Your goal >> In the entries below, find every line with "rating" and copy it.

Working data >>
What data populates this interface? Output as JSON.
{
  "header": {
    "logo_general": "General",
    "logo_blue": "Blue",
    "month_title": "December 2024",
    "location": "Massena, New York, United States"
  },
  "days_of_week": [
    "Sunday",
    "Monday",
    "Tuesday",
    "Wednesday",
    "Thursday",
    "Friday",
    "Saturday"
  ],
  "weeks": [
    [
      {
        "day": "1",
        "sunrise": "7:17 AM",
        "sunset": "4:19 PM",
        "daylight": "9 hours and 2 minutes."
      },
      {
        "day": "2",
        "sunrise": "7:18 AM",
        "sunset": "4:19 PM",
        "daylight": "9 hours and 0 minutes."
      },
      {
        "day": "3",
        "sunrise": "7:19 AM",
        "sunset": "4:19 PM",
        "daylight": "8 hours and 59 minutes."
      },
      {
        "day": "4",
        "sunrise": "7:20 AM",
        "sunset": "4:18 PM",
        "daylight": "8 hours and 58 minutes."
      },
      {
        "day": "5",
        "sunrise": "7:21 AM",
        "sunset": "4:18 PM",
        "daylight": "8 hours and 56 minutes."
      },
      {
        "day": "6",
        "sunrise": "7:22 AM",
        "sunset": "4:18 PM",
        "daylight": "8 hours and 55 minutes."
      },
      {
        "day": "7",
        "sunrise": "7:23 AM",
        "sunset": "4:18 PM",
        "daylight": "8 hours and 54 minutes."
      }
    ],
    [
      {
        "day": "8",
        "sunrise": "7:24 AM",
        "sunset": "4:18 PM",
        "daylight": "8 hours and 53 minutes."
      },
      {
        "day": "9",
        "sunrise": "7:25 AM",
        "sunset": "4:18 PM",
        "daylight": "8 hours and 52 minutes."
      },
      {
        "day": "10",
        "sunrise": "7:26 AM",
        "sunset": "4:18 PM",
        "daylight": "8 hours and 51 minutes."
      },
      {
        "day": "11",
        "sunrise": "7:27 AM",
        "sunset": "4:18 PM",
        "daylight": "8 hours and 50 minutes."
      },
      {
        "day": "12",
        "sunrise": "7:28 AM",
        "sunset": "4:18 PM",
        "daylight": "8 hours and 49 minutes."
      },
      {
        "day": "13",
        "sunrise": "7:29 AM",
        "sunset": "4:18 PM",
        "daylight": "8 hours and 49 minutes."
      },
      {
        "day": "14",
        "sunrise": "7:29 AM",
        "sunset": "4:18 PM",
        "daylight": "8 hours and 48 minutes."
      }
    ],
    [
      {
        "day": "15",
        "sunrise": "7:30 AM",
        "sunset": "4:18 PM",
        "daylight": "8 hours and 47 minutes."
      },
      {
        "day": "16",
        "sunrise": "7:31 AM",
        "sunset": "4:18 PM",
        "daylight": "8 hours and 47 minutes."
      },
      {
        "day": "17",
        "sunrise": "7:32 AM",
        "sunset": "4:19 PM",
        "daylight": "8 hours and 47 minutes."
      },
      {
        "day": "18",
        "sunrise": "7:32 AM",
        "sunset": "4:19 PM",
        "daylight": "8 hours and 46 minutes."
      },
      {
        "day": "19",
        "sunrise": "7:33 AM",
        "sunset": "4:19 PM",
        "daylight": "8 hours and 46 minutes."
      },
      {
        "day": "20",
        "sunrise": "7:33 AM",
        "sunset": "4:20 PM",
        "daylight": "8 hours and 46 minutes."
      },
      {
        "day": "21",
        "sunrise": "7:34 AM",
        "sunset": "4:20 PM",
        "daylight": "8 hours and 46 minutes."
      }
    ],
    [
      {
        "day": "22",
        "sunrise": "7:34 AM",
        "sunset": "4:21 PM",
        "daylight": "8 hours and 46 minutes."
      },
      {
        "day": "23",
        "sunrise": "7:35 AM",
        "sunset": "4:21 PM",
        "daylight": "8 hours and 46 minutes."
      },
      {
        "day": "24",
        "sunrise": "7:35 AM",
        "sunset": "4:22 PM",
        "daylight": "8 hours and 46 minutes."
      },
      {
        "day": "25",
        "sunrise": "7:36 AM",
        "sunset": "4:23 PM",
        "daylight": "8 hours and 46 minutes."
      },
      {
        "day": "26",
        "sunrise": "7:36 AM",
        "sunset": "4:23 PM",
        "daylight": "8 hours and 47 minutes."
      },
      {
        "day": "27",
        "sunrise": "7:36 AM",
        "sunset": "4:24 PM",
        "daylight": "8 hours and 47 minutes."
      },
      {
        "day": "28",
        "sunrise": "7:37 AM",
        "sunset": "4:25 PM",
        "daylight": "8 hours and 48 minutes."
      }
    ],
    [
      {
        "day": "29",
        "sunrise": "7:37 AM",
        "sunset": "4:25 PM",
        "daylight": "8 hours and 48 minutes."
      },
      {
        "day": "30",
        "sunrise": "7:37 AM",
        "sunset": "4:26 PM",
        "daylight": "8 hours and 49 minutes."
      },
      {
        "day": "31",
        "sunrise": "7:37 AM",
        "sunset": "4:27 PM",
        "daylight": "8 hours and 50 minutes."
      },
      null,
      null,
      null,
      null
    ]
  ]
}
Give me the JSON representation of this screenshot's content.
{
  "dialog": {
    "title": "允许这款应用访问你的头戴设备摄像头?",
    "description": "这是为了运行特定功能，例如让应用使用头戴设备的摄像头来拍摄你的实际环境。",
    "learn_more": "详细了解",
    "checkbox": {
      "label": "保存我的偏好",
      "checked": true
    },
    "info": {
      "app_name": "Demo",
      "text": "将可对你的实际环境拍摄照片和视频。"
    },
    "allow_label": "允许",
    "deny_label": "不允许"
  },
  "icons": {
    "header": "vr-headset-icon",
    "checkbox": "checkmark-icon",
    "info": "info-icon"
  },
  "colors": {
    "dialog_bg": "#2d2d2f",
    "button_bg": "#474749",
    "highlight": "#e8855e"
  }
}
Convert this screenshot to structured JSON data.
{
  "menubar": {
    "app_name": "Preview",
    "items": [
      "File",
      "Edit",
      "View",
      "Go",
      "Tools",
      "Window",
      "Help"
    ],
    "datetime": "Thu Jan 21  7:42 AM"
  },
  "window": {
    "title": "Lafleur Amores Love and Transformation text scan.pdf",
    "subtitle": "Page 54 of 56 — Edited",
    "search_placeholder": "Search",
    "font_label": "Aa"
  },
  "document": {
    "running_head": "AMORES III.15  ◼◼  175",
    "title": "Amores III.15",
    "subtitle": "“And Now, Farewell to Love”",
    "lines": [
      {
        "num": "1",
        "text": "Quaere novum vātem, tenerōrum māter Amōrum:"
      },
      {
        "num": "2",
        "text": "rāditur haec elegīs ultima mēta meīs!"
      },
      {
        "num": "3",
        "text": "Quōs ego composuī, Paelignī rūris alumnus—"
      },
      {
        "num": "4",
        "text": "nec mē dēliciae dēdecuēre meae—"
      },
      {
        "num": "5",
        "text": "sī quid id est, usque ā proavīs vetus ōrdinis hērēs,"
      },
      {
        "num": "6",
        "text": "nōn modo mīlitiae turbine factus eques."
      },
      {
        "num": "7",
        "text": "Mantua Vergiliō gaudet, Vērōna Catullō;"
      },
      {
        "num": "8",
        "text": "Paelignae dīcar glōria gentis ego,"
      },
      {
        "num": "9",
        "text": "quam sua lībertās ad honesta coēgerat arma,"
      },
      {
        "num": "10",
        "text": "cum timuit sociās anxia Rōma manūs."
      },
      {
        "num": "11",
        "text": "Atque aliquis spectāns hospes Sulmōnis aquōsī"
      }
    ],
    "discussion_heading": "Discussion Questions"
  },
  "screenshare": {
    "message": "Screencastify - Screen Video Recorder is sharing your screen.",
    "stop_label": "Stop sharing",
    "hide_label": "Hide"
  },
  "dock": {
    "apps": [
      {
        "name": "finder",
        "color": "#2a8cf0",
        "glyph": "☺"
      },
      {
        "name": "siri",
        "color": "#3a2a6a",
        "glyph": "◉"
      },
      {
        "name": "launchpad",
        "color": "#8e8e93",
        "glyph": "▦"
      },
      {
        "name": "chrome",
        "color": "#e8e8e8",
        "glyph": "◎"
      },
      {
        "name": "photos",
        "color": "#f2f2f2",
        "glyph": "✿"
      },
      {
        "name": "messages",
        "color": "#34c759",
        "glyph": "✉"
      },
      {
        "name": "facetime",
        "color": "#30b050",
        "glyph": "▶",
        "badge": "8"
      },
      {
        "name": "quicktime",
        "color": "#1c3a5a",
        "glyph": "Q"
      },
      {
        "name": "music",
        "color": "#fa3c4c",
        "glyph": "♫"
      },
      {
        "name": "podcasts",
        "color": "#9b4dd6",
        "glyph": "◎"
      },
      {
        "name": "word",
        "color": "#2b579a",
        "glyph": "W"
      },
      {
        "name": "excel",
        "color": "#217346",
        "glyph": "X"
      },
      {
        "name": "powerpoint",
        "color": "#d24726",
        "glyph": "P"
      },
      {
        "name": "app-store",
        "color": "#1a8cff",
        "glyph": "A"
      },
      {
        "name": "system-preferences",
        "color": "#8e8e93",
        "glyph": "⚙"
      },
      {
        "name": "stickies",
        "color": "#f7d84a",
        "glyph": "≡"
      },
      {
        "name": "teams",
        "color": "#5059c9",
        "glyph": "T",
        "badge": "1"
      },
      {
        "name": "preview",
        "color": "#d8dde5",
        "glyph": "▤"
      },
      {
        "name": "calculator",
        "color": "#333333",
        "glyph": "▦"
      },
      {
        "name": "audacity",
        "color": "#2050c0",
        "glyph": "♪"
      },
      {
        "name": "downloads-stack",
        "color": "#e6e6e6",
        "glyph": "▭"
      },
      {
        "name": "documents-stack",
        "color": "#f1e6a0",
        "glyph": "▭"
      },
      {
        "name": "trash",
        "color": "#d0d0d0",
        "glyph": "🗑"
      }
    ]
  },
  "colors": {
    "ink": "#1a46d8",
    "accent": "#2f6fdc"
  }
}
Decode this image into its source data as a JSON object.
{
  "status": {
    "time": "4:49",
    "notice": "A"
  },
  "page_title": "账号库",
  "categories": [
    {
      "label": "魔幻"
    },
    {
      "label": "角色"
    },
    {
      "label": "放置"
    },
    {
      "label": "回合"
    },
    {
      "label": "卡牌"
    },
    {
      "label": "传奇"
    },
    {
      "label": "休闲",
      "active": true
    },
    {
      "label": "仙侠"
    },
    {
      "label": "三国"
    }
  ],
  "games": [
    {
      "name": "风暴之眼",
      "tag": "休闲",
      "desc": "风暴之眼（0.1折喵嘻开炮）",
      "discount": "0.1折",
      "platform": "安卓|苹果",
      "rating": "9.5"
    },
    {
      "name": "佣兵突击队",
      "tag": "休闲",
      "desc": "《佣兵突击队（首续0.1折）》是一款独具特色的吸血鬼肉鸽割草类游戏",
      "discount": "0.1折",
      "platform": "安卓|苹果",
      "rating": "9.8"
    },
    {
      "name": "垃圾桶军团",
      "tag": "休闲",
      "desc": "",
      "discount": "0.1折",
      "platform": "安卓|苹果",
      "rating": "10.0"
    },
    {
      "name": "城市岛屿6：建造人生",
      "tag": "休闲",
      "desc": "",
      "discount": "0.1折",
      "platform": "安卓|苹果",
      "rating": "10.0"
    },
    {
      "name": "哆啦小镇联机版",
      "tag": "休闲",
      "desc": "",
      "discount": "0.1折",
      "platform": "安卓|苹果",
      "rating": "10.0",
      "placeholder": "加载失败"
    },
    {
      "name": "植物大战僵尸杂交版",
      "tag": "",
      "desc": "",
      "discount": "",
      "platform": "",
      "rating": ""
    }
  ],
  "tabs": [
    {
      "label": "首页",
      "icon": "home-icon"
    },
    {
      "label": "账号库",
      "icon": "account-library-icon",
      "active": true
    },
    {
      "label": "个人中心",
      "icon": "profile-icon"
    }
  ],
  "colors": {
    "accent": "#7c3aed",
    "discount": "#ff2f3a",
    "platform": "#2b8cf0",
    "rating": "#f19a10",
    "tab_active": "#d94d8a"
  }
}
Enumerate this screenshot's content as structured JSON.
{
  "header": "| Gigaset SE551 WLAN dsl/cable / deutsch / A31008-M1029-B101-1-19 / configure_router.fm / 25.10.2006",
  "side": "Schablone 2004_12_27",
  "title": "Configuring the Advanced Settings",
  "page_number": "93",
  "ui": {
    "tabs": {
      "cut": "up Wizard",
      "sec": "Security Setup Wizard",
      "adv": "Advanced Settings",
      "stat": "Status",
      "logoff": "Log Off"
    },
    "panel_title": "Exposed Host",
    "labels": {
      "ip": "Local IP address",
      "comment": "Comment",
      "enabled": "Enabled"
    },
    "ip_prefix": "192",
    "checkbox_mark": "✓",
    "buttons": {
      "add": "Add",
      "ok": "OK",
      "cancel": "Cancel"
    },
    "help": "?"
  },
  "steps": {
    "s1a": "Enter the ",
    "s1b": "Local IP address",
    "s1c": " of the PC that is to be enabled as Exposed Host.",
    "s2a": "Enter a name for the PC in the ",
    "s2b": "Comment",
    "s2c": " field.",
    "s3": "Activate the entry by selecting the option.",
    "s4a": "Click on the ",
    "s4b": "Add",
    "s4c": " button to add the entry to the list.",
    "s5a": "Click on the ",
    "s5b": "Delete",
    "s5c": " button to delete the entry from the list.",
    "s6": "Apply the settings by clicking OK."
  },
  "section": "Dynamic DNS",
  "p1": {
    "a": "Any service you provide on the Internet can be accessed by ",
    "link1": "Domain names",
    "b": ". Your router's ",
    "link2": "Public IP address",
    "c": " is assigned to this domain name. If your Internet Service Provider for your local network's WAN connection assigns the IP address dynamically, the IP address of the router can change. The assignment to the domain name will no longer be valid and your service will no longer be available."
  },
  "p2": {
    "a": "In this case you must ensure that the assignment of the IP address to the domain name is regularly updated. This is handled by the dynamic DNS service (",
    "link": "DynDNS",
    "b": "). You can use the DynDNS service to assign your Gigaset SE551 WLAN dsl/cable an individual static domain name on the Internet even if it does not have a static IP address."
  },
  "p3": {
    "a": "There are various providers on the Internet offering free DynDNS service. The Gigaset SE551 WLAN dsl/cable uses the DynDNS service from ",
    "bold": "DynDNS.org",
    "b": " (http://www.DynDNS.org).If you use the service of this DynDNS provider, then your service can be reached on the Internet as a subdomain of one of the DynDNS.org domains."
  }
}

Output of the task >>
      "rating": "9.5"
      "rating": "9.8"
      "rating": "10.0"
      "rating": "10.0"
      "rating": "10.0",
      "rating": ""
    "rating": "#f19a10",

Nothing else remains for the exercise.